**Task to complete:**
What number of lines in the records below hold the word "this"? Give that number alone.

**Source information:**
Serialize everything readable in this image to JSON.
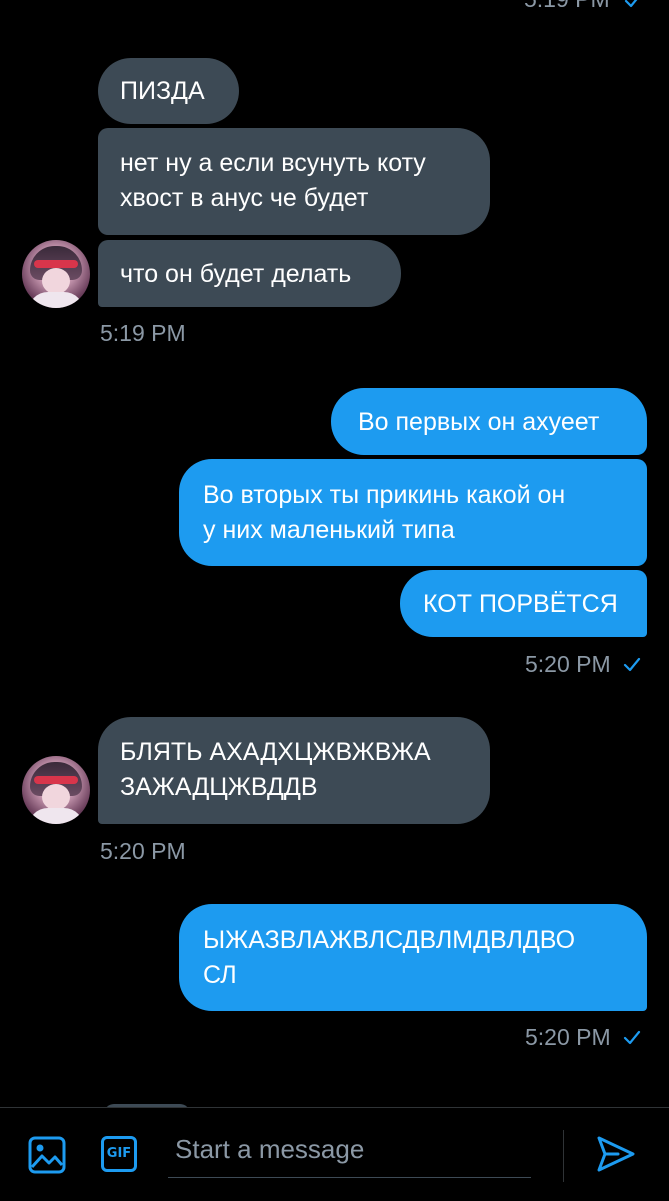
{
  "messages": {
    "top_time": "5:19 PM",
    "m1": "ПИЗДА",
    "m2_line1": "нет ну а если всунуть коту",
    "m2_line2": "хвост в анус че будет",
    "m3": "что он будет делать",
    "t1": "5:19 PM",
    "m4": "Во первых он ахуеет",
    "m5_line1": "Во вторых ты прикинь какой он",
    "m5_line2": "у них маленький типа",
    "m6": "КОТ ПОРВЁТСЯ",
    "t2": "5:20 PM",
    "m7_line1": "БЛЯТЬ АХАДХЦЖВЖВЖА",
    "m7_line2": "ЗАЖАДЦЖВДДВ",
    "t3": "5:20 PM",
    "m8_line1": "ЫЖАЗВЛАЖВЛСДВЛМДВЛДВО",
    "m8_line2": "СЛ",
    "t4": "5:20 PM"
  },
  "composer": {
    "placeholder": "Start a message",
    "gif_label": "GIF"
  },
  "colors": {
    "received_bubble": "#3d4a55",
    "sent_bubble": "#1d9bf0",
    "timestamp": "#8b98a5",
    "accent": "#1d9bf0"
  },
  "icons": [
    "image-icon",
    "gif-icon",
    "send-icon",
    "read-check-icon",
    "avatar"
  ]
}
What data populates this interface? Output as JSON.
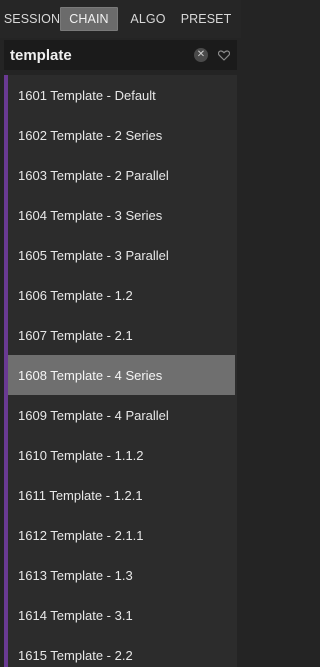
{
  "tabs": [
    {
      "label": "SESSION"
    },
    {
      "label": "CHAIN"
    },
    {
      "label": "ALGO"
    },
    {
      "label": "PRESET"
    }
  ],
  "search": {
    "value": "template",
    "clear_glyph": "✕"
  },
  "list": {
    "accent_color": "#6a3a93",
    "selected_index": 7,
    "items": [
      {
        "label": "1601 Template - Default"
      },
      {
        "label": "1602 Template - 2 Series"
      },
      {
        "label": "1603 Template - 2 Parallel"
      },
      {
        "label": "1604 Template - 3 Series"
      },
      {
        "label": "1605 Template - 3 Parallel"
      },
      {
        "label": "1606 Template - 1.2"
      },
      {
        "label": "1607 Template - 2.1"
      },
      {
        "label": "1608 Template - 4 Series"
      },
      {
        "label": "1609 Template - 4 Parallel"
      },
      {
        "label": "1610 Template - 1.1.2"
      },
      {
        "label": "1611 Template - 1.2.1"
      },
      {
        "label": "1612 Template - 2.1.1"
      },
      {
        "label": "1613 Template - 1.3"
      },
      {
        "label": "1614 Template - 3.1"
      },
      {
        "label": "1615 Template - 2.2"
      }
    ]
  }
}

**Task solution:**
2